• **Task details**
Copy each line of the data that has "行政区划" in it.

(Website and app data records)
****************
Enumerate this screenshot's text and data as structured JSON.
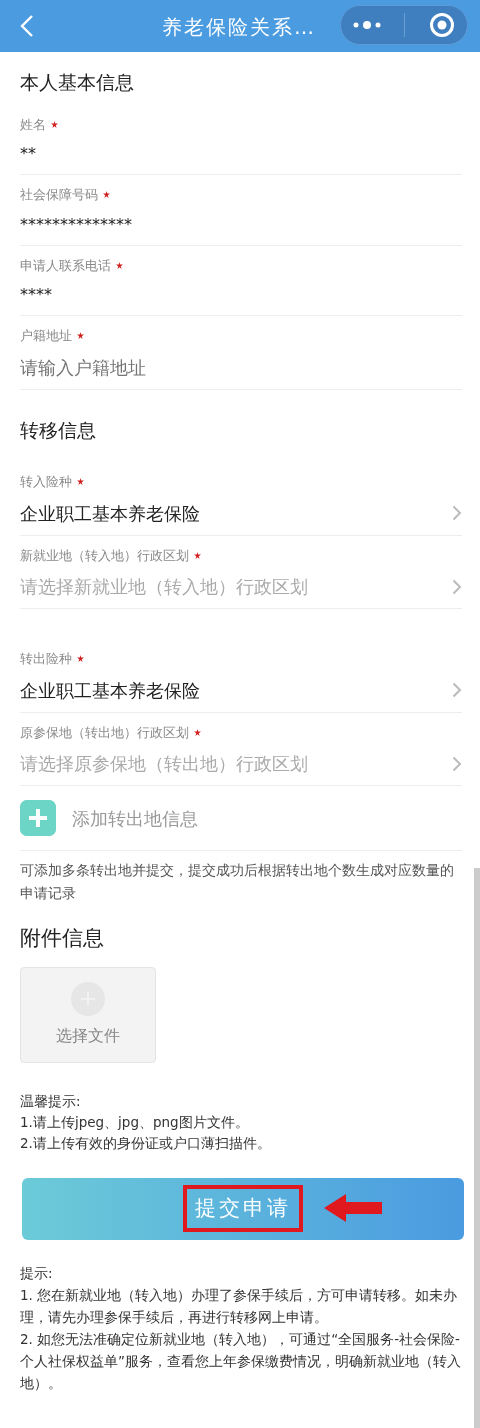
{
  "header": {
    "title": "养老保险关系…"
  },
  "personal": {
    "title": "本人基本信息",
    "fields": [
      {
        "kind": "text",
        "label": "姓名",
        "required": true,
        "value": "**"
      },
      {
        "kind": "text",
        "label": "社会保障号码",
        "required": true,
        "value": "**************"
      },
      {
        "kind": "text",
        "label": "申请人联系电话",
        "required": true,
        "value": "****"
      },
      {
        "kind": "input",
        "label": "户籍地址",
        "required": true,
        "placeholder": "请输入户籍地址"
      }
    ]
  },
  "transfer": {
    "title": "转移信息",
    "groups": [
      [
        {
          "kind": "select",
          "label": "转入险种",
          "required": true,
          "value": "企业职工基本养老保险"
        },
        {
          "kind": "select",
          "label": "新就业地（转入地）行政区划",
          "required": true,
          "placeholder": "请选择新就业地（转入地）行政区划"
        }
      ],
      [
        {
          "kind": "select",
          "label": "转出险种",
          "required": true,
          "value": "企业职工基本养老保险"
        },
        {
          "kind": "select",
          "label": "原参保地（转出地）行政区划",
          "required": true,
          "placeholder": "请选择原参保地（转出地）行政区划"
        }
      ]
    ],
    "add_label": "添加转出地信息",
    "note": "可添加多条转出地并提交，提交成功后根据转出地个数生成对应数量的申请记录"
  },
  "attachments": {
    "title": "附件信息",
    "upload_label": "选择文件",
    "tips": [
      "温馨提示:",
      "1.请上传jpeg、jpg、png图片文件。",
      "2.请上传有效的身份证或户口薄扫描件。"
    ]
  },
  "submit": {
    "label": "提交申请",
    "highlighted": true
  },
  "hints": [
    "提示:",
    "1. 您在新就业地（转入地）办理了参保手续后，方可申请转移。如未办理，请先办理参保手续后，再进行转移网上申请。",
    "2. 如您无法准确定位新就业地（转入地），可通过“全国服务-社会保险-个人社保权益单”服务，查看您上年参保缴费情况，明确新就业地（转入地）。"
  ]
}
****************
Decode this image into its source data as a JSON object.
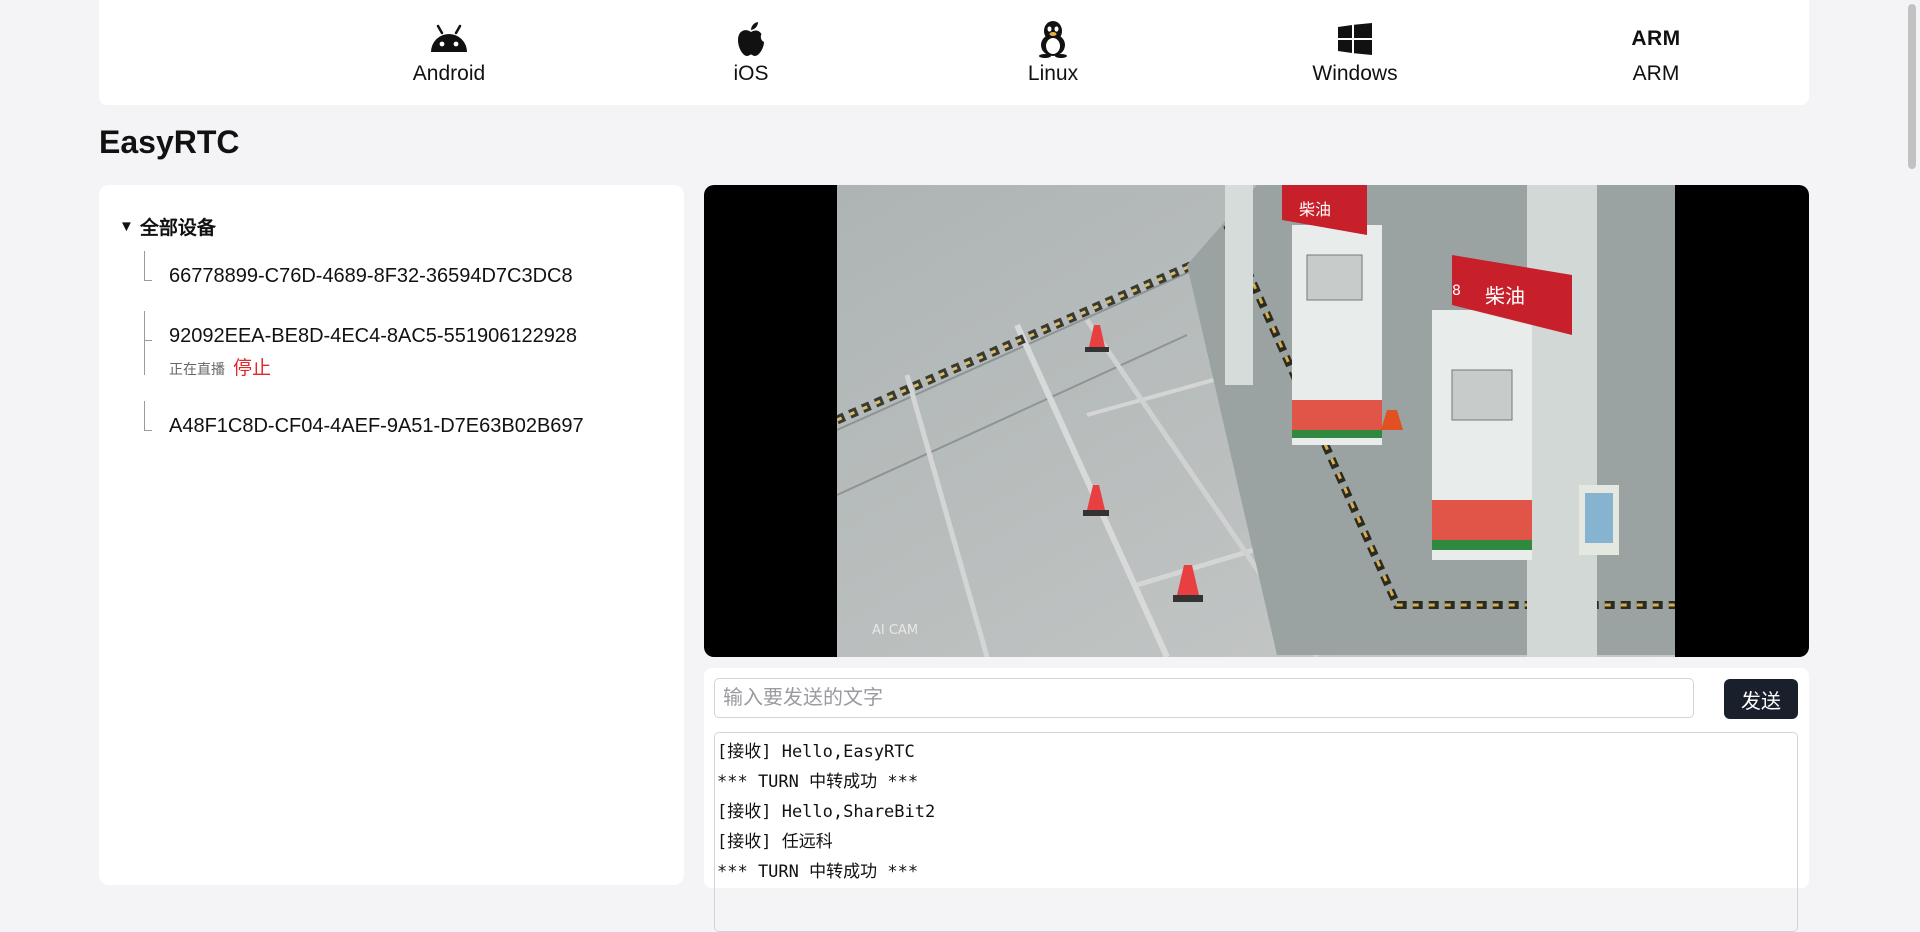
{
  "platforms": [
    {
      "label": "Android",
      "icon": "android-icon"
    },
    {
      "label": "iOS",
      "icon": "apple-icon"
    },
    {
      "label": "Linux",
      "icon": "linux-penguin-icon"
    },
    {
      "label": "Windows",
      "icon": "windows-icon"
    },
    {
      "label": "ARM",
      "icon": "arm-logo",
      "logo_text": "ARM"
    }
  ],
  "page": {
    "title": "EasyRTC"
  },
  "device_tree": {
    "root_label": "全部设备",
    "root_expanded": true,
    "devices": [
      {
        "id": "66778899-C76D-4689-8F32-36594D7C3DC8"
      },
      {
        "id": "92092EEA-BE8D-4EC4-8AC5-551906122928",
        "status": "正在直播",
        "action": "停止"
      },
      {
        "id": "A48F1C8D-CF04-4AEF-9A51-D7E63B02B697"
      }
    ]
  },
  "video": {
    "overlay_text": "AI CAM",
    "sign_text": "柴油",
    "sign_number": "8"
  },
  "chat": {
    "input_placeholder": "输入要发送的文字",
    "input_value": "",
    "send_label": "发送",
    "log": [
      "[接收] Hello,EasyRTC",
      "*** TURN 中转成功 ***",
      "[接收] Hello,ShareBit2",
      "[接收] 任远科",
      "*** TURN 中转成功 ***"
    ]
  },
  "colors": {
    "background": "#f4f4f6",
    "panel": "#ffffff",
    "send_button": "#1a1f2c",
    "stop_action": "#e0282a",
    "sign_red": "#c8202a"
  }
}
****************
• **Response to the task**
          "label": "新就业地（转入地）行政区划",
          "placeholder": "请选择新就业地（转入地）行政区划"
          "label": "原参保地（转出地）行政区划",
          "placeholder": "请选择原参保地（转出地）行政区划"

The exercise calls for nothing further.